Soft limits can be overcome, but not easily. In Iraq’s case, that would require simultaneously overhauling the attitudes and capacity of the government, reforming institutions, and getting groups of donors to provide new money to support all this.
That sort of transformational change remains rare. But efforts to adapt have nevertheless increased in number and ambition. As a consequence, enough experience is now available for the assessment to look, for the first time, at how well the world is doing, as well as at how much it needs to do. The findings are mixed.
Planning for adaptation is now widespread. Implementation, sadly but predictably, rather less so. Some programmes now in place have brought additional benefits beyond their alleviation of climate risk. The restoration of mangrove forests along coasts—which Indonesia, home to more than a fifth of the world’s mangroves, is currently trying to pursue—not only sequesters carbon and helps protect against sea-level rise and erosion. It also boosts fish stocks, balances concentrations of nutrients, and attracts tourists and, thus, money.
The report does, however, raise worries about the quality of some adaptation efforts. Actions to lower immediate risks, it argues, can reduce opportunities for the transformational adaptation it sees as crucial to improving things over the longer term. It warns of risks from “maladaptation”, in which efforts to deal with the impacts of climate change do more harm than good. One example would be building a sea wall around a city. Doing so protects the residents from rising sea levels and storm surges in the short term. But it can change the pattern of currents by the coast, creating worse erosion elsewhere.
Actions and words
Such measures may also create a false sense of security. In the floodplain around the Jamuna river in Bangladesh there is evidence that the presence of levees attracts more people to live there, increasing the number of deaths that would result were a levee to break. Starting an irrigation system in an area where rain can no longer be relied on to grow crops could lead to overconsumption of river water, leaving people downstream with less. “In choosing the right solutions, we need to be thinking about more than just one climate hazard and also about the range of side-effects of the interventions we undertake,” says Maarten van Aalst, director of the Red Cross Red Crescent Climate Centre, and one of the report’s authors.
The fact that tangible damage is already here adds not just physical burdens but also political ones.
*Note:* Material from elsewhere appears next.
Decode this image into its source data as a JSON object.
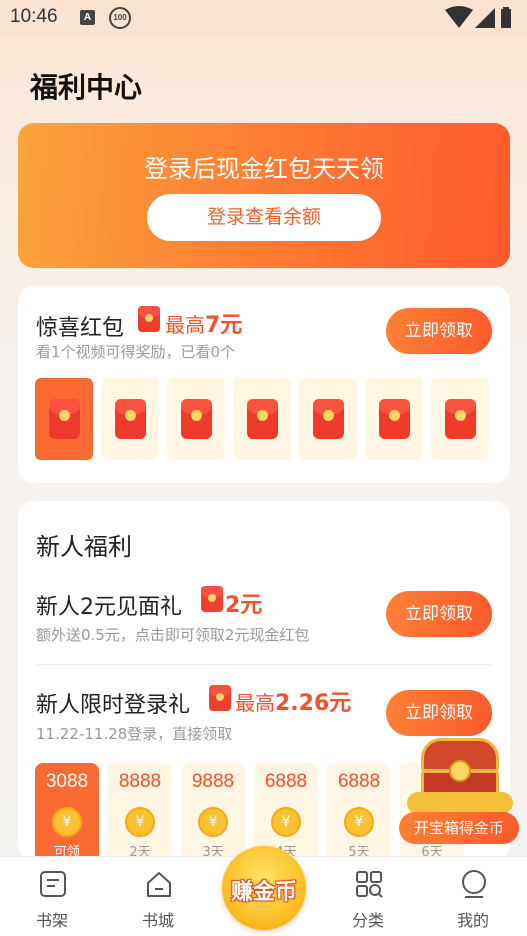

Negotiation at the meetings of the UNFCC, most recently in Glasgow last November, becomes particularly heated over what the convention calls “loss and damage”—impacts which have already been felt, and over which poor countries have a case for compensation.
Reportedly, the biggest ructions in the closed plenary in which the wording of the “summary for policymakers” was hashed out between the authors and the representatives of governments signed up to the process stemmed from attempts by some of those governments to ensure that it did not do too much to bolster the poor countries’ case. Politics is hardly a new addition to the IPCC. It was, after all, created in part to generate political “buy in” to scientists’ warnings. But from here on, with assessment a matter of the present, not the future, expect the tensions to grow.